Thank you for taking the time to reply and the encouraging words, but they absolutely should invest that time, even if it is to tell the user that he or she is no longer welcome because of their unprofessional practices. Mistakes can happen and I wouldn’t be happy about not having the right to defend myself if one happened to me; it’s a lot of responsibility to place on the staff, to assume they are beyond human mistakes. A simple message notifying the user of the deletion of the product and stating the reason why could save everyone involved a lot of trouble and I don’t think that is a lot to expect from reviewers who are already going through the files in any way.
It takes about a week for items to be accepted here, speaking from my personal experience. Surely the staff can afford one minute to message someone about why their work was retroactively defined as unacceptable after being previously screened and accepted.
I’m a new seller (first sale happened yesterday) and reading about this rule which allows Envato to disable my items without informing me of it is terribly discouraging.
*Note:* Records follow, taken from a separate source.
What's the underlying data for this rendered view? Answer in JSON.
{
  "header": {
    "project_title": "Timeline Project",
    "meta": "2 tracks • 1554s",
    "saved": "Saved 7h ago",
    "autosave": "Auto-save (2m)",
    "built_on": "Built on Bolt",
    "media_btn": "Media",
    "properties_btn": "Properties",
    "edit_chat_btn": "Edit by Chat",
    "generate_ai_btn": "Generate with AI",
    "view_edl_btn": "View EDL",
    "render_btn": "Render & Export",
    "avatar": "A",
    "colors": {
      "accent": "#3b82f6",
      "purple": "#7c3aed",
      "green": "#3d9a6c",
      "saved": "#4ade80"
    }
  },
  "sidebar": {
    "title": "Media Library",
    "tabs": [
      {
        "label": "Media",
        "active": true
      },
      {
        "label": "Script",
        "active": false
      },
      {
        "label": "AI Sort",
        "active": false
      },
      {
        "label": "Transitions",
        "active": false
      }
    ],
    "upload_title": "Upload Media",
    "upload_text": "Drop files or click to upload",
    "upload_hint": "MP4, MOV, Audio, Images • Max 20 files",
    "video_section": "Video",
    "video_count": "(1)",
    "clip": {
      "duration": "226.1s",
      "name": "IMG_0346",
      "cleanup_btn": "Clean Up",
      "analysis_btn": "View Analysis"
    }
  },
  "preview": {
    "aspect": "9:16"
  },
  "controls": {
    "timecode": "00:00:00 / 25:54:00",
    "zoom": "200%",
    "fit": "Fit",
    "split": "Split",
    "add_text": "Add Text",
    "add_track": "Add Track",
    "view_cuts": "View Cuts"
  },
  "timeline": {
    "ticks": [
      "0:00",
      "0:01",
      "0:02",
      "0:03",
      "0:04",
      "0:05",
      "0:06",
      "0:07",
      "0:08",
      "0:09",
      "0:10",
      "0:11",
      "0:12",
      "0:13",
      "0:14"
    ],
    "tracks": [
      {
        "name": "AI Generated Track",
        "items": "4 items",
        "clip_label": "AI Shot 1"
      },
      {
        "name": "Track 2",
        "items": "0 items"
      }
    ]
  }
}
I heard great things about this marketplace and nothing leaves a sour taste in a content creator’s mouth as something like this. The least you could do is inform us if something went wrong, and this should be a basic right for every worker, not a privilege.
As big of a marketplace as this one is, it might not be worth it for me if I have to constantly keep tabs on whether my content is still online because the administration doesn’t have the obligation to let me know if a complaint was filed or not and can arbitrarily take down any portion of my work. It’s not a matter of whether this rule will be applied on a daily basis or not: it should never exist inside an environment that respects its professionals, and I know I’m not the only one who thinks like this.
I’ve been working on several packs of content that I expected to release here exclusively, but with policies like this, I might prefer to take my bigger business elsewhere and at best give Envato the occasional track.